Speaking of honeybees, this story is really eye-opening as it chronicles the fraught relationship between the agro-chemical company Monsanto and the environmentalist movement who share a common interest: saving honeybees, whose existence has recently come under increased stress. In addition to the aforementioned pesticides, there is another culprit: the varroa mite, which transmits viruses and diseases to its host, the honeybee. While scientists at Monsanto are investigating an innovative method of exterminating the mite using RNA, environmentalists are increasingly sceptical and hostile. This piece profiles a man caught in the middle: Jerry Hayes, a apiary scientist that switched to working for Monsanto to do something against his nemesis, the varroa mite.
These are culture wars. Honeybees have become as political as GMOs or vaccines. Anti-corporate environmentalists battle from one redoubt, Big Ag technologists from the other. Hayes stands in the middle, taking fire from both sides.
The piece brings up a lot of interesting points: differences in culture, focal points and methods of these organizations; the importance of profit-seeking when solving global problems and the loss of credibility attached to that; and the difficulty of bridging gaps that have grown over years of distrust, ridicule and an attitude of good-versus-evil. Plus great information on RNA-based pest control, if that’s what makes your skirts fly up.
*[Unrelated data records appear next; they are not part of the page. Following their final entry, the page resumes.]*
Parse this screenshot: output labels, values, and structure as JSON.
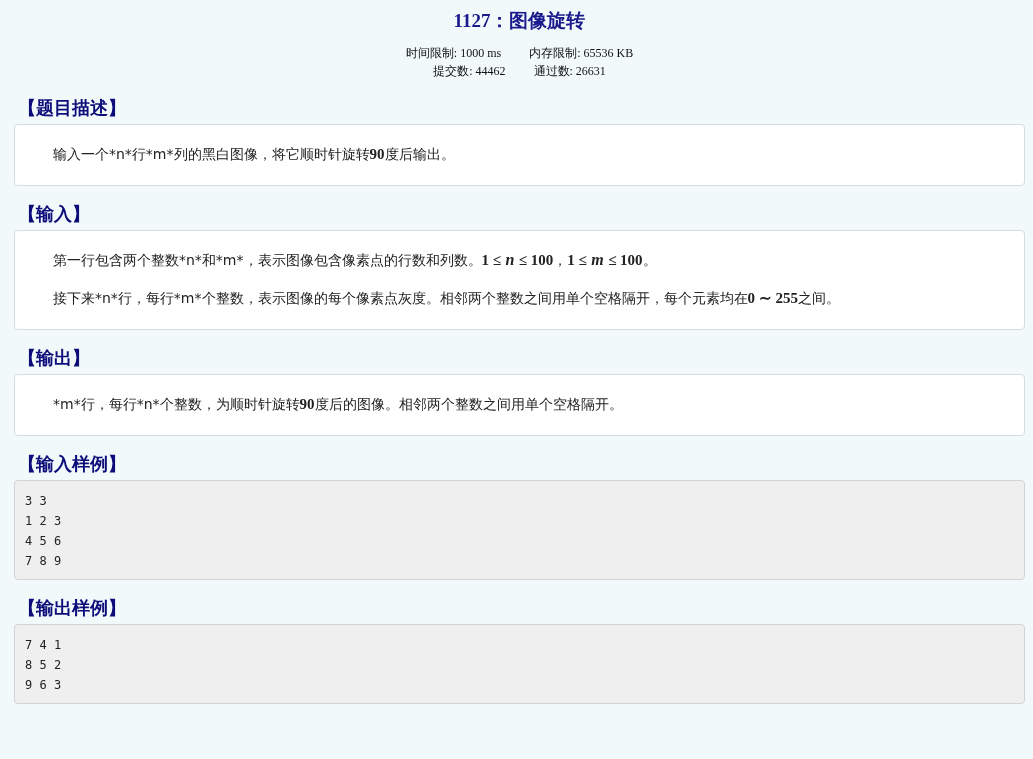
{
  "problem": {
    "title": "1127：图像旋转",
    "stats": [
      [
        "时间限制: 1000 ms",
        "内存限制: 65536 KB"
      ],
      [
        "提交数: 44462",
        "通过数: 26631"
      ]
    ]
  },
  "sections": [
    {
      "kind": "text",
      "heading": "【题目描述】",
      "paragraphs": [
        "输入一个*n*行*m*列的黑白图像，将它顺时针旋转**90**度后输出。"
      ]
    },
    {
      "kind": "text",
      "heading": "【输入】",
      "paragraphs": [
        "第一行包含两个整数*n*和*m*，表示图像包含像素点的行数和列数。**1 ≤** *n* **≤ 100**，**1 ≤** *m* **≤ 100**。",
        "接下来*n*行，每行*m*个整数，表示图像的每个像素点灰度。相邻两个整数之间用单个空格隔开，每个元素均在**0 ∼ 255**之间。"
      ]
    },
    {
      "kind": "text",
      "heading": "【输出】",
      "paragraphs": [
        "*m*行，每行*n*个整数，为顺时针旋转**90**度后的图像。相邻两个整数之间用单个空格隔开。"
      ]
    },
    {
      "kind": "code",
      "heading": "【输入样例】",
      "lines": [
        "3 3",
        "1 2 3",
        "4 5 6",
        "7 8 9"
      ]
    },
    {
      "kind": "code",
      "heading": "【输出样例】",
      "lines": [
        "7 4 1",
        "8 5 2",
        "9 6 3"
      ]
    }
  ]
}
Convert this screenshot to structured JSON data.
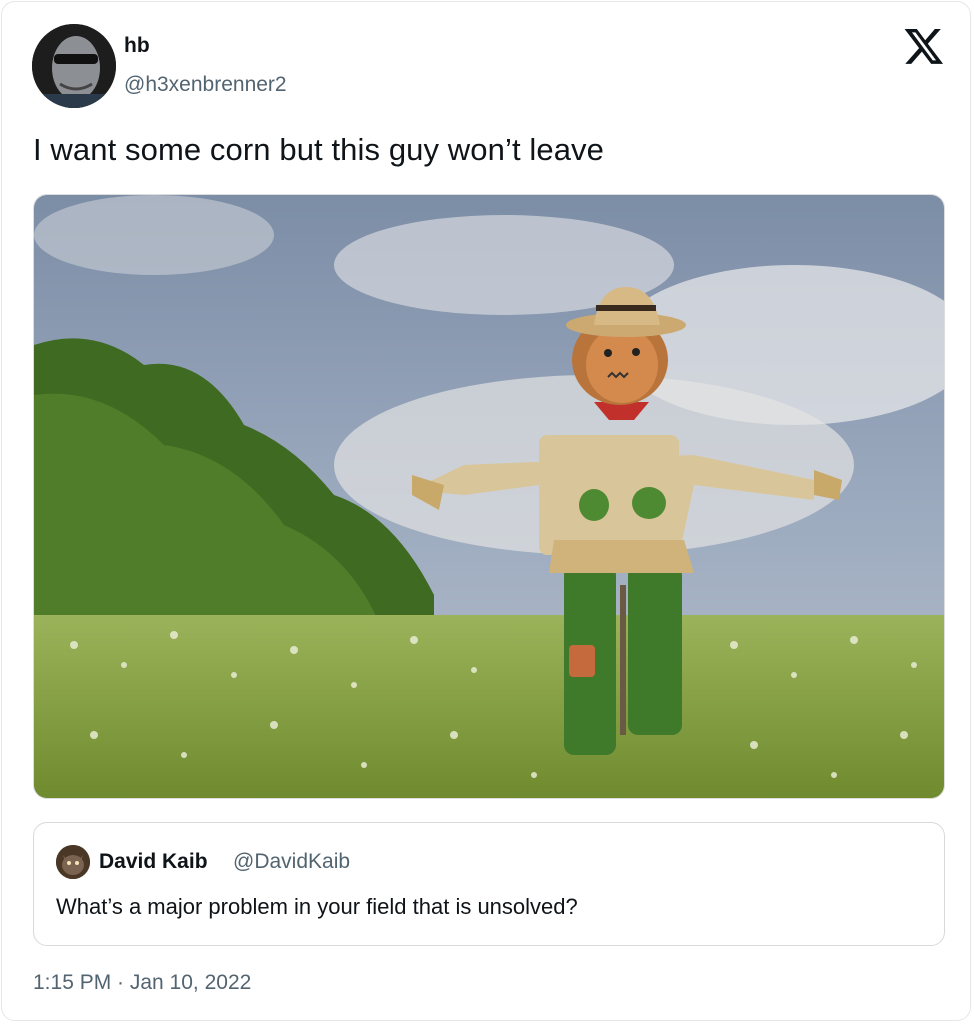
{
  "tweet": {
    "author_name": "hb",
    "author_handle": "@h3xenbrenner2",
    "text": "I want some corn but this guy won’t leave",
    "timestamp": "1:15 PM · Jan 10, 2022",
    "brand_icon": "x-logo-icon",
    "photo_subject": "scarecrow-in-field"
  },
  "quoted_tweet": {
    "author_name": "David Kaib",
    "author_handle": "@DavidKaib",
    "text": "What’s a major problem in your field that is unsolved?"
  },
  "colors": {
    "text_primary": "#0f1419",
    "text_secondary": "#536471",
    "border": "#e6e6e6"
  }
}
And that’s it for the week, except for the fascinating tale of ice cream theft in New York City during the hot summer months. Drop back in soon!